_Task directions_:
Pull every line holding the string "Enterprise" from the records below.

_Dataset records_:
********************

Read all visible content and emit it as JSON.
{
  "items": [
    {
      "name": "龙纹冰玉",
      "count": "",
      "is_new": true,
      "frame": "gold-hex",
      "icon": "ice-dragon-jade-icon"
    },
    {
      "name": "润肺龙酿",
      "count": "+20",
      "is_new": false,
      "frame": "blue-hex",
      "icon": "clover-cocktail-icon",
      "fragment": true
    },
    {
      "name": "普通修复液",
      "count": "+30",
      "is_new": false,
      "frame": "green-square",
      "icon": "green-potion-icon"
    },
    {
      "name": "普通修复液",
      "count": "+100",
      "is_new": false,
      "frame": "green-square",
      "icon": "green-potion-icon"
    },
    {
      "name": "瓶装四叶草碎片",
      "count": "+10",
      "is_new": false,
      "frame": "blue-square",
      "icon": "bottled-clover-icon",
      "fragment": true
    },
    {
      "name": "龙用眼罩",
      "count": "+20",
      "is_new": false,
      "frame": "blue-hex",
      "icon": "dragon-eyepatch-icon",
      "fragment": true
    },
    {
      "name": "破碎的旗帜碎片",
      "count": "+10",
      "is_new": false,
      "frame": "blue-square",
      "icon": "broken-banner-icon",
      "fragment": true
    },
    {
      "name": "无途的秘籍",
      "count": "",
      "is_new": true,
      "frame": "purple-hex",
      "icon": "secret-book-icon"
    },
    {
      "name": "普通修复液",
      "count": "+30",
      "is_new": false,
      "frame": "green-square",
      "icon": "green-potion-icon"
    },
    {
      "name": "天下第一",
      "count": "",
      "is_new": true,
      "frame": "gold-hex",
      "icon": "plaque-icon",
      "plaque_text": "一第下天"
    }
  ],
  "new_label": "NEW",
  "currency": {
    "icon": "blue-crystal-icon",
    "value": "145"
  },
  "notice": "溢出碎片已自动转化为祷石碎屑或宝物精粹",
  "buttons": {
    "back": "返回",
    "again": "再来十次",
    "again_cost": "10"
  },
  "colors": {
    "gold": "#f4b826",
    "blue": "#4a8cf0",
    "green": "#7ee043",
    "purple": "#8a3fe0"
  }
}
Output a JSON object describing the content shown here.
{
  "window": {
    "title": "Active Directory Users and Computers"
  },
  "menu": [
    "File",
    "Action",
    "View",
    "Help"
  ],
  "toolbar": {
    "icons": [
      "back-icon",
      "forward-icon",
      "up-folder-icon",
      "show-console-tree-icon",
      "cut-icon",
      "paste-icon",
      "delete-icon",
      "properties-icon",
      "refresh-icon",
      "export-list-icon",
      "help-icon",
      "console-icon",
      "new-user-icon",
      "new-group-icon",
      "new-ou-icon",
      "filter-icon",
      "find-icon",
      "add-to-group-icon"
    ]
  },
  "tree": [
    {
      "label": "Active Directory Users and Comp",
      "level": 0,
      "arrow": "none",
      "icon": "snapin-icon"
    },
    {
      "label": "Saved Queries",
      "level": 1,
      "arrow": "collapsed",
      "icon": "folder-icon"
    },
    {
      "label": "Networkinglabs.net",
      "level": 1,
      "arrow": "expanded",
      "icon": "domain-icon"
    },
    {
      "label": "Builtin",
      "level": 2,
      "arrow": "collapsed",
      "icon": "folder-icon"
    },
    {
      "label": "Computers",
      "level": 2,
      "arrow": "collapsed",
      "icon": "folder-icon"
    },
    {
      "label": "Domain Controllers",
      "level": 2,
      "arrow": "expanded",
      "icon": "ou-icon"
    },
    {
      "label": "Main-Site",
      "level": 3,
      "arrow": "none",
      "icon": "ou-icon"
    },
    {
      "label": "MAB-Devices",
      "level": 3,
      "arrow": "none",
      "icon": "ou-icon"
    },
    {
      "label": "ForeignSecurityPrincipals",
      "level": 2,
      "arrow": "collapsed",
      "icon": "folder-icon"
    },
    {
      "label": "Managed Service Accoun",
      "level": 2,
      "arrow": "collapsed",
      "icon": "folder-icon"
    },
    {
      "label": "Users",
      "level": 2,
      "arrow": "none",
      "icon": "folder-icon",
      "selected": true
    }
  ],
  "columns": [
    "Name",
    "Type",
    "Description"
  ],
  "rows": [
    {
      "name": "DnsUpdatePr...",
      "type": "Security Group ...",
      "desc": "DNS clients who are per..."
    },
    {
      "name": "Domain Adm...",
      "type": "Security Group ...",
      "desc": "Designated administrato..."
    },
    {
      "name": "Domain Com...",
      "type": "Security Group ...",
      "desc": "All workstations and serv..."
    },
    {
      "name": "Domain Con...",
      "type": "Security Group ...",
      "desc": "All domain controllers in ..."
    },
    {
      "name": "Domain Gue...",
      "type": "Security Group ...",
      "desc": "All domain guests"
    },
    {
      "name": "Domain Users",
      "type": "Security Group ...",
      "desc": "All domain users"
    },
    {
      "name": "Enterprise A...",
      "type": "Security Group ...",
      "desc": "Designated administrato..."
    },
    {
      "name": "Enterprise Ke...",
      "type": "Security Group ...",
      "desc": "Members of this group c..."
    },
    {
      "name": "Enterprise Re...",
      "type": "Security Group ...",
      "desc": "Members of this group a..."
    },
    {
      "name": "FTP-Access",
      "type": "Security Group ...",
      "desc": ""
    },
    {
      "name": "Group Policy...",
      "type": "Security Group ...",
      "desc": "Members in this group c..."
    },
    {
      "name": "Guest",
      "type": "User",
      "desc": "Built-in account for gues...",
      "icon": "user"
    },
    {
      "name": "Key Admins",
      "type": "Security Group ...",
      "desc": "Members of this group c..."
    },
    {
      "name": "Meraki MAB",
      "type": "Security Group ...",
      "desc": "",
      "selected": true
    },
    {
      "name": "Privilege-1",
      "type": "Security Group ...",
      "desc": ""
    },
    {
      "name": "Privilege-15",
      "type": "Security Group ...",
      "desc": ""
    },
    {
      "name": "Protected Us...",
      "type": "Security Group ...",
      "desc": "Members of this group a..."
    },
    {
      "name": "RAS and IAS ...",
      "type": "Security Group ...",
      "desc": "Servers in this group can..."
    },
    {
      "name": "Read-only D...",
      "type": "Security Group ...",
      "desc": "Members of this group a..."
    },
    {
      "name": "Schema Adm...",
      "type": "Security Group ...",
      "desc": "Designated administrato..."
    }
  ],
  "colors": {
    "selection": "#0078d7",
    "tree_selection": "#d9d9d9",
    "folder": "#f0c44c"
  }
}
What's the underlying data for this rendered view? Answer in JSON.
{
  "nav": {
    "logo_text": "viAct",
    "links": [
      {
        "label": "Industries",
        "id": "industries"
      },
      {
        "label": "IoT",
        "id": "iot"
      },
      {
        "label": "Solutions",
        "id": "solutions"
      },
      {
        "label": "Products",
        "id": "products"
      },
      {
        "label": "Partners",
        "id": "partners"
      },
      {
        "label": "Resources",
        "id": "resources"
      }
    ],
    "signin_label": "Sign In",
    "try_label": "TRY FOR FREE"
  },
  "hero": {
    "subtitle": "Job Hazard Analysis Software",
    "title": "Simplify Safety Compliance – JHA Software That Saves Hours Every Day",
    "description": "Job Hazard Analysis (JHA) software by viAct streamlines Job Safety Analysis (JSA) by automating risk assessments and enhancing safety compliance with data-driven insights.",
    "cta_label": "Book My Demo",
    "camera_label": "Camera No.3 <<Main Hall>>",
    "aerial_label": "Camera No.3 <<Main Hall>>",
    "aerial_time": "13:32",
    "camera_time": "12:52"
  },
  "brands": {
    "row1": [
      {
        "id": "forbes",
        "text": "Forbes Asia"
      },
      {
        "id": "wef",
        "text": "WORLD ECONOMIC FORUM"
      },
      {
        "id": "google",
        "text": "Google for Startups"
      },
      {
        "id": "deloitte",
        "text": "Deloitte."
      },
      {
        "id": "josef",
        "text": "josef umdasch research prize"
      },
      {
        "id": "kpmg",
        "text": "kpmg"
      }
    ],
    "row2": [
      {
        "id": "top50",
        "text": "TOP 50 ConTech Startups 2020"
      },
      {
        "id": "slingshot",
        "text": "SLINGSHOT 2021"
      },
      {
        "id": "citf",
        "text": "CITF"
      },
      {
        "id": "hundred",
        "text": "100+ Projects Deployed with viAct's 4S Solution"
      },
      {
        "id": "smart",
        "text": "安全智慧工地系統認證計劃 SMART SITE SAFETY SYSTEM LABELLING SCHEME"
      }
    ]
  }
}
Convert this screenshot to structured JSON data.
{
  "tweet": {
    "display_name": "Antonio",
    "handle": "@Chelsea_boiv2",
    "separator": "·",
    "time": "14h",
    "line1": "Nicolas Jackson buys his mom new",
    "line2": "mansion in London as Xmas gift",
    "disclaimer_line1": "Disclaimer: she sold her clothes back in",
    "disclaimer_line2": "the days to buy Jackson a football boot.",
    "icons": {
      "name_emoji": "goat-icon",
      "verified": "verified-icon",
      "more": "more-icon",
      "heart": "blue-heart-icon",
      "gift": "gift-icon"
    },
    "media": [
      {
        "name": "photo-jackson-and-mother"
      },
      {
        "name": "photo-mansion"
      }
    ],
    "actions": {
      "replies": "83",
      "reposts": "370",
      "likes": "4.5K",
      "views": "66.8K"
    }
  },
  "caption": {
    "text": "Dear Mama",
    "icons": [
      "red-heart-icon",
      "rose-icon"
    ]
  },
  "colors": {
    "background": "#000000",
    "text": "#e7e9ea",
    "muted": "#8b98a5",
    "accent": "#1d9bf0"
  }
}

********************

_Exercise output_:
      "name": "Enterprise A...",
      "name": "Enterprise Ke...",
      "name": "Enterprise Re...",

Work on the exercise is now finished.